Component data from apps and pages:
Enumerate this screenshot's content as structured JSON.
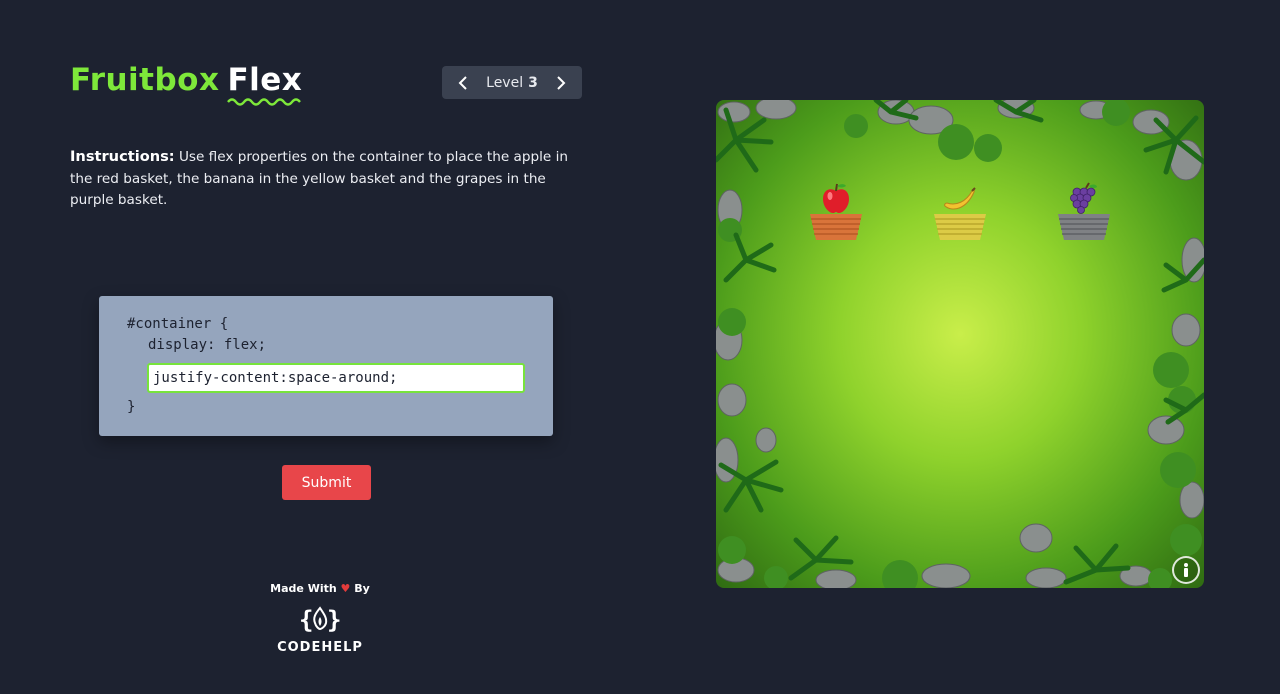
{
  "brand": {
    "part1": "Fruitbox",
    "part2": "Flex"
  },
  "level": {
    "label": "Level",
    "number": "3"
  },
  "instructions": {
    "title": "Instructions:",
    "text": "Use flex properties on the container to place the apple in the red basket, the banana in the yellow basket and the grapes in the purple basket."
  },
  "editor": {
    "line1": "#container {",
    "line2": "display: flex;",
    "input_value": "justify-content:space-around;",
    "closing": "}"
  },
  "submit_label": "Submit",
  "footer": {
    "made_with": "Made With",
    "by": "By",
    "name": "CODEHELP"
  },
  "colors": {
    "accent": "#7ee83a",
    "submit": "#e8464a",
    "background": "#1d2230",
    "editor_bg": "#95a5bd"
  },
  "game": {
    "fruits": [
      "apple",
      "banana",
      "grapes"
    ],
    "baskets": [
      "red",
      "yellow",
      "purple"
    ]
  }
}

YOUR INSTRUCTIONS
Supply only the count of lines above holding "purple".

TASK ANSWER
2